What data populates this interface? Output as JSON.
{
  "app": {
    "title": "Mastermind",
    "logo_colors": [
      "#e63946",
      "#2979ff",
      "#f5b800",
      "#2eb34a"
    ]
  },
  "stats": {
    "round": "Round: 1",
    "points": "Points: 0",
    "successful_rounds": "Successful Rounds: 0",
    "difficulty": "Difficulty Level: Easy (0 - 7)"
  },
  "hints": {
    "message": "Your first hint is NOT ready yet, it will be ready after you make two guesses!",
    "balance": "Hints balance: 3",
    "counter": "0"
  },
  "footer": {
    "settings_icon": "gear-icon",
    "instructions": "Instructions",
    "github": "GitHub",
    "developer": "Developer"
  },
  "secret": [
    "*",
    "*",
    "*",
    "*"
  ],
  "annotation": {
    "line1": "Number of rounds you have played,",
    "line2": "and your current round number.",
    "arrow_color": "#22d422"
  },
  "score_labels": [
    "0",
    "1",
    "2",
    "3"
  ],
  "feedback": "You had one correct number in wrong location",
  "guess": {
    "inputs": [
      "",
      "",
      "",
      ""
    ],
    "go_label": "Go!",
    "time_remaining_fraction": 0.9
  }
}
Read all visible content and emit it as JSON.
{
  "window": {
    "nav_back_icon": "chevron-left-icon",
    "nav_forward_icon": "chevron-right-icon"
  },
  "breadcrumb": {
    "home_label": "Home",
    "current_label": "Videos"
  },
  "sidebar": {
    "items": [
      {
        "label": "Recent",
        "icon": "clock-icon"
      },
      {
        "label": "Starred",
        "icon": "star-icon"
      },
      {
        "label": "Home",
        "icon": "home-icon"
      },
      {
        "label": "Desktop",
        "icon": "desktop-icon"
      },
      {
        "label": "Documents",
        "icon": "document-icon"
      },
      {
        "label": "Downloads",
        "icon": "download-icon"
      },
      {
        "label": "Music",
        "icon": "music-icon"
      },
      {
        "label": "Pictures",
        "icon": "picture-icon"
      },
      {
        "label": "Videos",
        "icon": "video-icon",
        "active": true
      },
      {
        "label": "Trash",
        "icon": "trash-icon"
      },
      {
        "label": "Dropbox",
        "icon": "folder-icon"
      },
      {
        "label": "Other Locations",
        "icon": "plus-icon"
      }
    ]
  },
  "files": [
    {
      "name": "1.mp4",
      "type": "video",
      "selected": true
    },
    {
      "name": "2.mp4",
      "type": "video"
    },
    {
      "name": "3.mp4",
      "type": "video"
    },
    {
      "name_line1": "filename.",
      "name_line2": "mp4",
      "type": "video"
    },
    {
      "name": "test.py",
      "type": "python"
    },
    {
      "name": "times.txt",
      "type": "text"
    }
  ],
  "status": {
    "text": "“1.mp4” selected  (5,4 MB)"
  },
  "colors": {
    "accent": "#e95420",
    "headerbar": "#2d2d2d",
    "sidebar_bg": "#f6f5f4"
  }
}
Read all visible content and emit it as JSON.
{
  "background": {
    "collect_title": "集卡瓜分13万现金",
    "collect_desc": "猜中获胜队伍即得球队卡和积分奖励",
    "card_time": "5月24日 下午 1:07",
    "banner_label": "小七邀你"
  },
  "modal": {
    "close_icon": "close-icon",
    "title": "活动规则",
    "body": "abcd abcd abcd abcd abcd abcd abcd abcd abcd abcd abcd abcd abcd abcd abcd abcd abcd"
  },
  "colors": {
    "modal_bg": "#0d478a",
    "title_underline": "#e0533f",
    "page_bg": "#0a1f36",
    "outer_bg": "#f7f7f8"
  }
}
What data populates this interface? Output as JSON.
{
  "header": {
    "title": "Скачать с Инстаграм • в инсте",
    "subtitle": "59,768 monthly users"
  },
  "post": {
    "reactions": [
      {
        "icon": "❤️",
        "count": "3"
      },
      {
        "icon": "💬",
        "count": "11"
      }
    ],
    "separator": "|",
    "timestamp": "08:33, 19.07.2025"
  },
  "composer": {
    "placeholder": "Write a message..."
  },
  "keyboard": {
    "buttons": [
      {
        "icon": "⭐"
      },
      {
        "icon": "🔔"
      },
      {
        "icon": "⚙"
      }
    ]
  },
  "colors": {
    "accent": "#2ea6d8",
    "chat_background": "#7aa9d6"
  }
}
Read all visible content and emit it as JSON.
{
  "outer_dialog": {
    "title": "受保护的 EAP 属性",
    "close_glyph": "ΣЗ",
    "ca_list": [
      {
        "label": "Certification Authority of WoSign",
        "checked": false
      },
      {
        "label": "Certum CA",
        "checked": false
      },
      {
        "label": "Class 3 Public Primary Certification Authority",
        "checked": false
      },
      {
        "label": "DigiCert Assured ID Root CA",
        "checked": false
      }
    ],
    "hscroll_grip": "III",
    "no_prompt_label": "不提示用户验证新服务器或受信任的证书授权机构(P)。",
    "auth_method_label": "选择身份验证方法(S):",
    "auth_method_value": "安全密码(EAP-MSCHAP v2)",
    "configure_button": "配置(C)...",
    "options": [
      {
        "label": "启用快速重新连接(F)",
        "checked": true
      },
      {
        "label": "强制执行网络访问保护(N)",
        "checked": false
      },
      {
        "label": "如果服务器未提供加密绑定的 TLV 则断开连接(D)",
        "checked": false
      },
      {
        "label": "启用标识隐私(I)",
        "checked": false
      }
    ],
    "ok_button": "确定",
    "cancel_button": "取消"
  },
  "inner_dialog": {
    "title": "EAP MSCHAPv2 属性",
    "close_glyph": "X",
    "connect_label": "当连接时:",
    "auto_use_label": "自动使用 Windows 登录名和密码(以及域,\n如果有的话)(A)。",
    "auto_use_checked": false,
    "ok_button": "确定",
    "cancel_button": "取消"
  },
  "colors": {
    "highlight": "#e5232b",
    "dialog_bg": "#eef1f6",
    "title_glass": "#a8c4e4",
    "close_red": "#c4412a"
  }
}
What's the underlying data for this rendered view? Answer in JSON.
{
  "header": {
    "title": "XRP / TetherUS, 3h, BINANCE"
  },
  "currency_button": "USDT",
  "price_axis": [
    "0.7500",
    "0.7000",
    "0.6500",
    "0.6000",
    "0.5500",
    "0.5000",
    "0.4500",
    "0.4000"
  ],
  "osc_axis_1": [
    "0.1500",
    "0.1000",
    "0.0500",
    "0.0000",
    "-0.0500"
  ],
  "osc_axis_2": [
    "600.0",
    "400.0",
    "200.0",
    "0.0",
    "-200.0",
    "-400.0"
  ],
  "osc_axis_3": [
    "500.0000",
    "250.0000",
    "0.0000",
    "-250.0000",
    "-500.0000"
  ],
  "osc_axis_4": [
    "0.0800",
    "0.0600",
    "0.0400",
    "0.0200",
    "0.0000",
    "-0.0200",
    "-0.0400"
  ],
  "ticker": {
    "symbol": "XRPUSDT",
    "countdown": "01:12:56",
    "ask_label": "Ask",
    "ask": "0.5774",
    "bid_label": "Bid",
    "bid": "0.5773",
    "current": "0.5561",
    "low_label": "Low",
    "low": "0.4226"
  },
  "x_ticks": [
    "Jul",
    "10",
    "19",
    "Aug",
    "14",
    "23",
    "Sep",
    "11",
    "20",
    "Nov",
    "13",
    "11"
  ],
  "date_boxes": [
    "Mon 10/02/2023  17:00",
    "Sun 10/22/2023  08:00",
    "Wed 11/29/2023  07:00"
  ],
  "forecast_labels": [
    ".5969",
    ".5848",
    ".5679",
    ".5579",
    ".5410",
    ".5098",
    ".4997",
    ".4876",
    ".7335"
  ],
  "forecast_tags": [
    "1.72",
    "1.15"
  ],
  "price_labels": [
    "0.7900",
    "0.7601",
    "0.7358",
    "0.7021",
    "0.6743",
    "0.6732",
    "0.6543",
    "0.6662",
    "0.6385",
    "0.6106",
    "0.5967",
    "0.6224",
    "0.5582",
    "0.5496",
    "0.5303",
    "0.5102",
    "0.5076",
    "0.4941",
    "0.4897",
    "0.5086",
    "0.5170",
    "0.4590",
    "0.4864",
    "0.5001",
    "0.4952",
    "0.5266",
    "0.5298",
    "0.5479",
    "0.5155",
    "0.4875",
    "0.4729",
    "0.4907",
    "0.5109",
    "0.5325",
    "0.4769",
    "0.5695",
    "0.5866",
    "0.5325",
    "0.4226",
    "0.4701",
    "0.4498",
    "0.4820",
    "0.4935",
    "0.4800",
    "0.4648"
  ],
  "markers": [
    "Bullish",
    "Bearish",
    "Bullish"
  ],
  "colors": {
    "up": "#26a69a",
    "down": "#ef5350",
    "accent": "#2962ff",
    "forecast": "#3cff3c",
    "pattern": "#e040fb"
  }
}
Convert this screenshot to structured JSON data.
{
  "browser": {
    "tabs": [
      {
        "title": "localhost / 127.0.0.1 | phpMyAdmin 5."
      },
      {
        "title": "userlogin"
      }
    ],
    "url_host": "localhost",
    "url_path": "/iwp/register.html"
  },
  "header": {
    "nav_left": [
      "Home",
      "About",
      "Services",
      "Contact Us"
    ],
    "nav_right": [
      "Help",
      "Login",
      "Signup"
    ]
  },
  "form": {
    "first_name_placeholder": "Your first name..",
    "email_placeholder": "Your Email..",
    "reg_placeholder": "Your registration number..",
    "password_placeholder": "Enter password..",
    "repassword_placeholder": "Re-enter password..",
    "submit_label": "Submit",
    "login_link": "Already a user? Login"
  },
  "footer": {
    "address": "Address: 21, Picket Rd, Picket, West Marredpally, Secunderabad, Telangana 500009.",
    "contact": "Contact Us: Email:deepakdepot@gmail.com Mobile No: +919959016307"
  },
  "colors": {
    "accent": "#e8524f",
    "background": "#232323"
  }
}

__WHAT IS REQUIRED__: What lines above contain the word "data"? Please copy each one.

__WRITTEN RESPONSE__:
What data populates this interface? Output as JSON.
What data populates this interface? Output as JSON.
What's the underlying data for this rendered view? Answer in JSON.
Convert this screenshot to structured JSON data.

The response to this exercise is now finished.